## [Data shown]

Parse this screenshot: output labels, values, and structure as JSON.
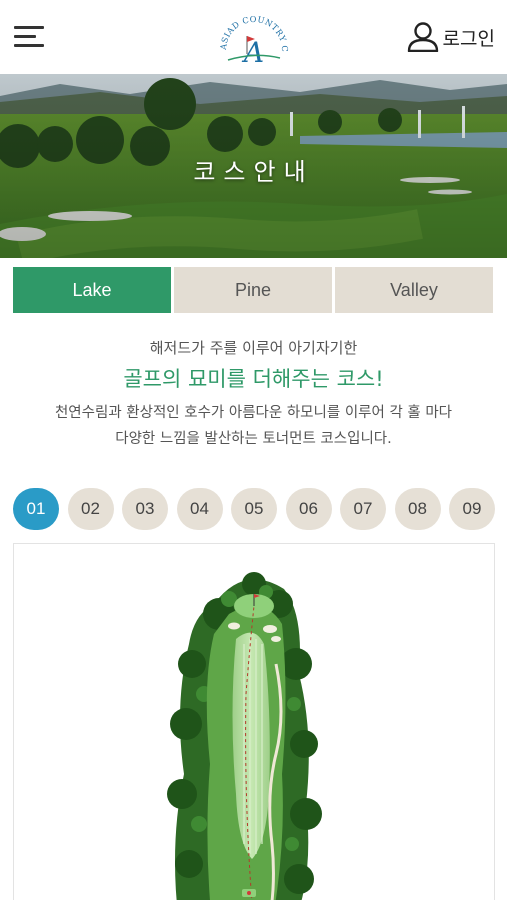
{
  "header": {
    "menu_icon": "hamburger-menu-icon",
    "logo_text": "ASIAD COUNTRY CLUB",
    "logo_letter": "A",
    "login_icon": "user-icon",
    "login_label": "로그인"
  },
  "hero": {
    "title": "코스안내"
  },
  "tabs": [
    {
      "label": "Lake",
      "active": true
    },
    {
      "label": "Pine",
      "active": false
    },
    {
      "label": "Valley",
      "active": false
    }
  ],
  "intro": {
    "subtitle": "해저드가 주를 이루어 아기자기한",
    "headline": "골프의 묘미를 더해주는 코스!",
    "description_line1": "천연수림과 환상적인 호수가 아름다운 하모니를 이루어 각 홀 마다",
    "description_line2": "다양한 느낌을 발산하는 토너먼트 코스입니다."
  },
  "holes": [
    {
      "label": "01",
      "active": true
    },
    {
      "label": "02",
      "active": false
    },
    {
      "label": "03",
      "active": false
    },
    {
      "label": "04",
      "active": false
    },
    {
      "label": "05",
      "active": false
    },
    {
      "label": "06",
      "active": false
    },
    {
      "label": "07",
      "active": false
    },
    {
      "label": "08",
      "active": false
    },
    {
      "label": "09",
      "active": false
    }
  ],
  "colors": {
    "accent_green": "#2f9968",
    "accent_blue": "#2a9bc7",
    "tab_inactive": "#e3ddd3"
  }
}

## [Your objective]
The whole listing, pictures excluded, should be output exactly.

## [Response area]
Parse this screenshot: output labels, values, and structure as JSON.
{
  "header": {
    "menu_icon": "hamburger-menu-icon",
    "logo_text": "ASIAD COUNTRY CLUB",
    "logo_letter": "A",
    "login_icon": "user-icon",
    "login_label": "로그인"
  },
  "hero": {
    "title": "코스안내"
  },
  "tabs": [
    {
      "label": "Lake",
      "active": true
    },
    {
      "label": "Pine",
      "active": false
    },
    {
      "label": "Valley",
      "active": false
    }
  ],
  "intro": {
    "subtitle": "해저드가 주를 이루어 아기자기한",
    "headline": "골프의 묘미를 더해주는 코스!",
    "description_line1": "천연수림과 환상적인 호수가 아름다운 하모니를 이루어 각 홀 마다",
    "description_line2": "다양한 느낌을 발산하는 토너먼트 코스입니다."
  },
  "holes": [
    {
      "label": "01",
      "active": true
    },
    {
      "label": "02",
      "active": false
    },
    {
      "label": "03",
      "active": false
    },
    {
      "label": "04",
      "active": false
    },
    {
      "label": "05",
      "active": false
    },
    {
      "label": "06",
      "active": false
    },
    {
      "label": "07",
      "active": false
    },
    {
      "label": "08",
      "active": false
    },
    {
      "label": "09",
      "active": false
    }
  ],
  "colors": {
    "accent_green": "#2f9968",
    "accent_blue": "#2a9bc7",
    "tab_inactive": "#e3ddd3"
  }
}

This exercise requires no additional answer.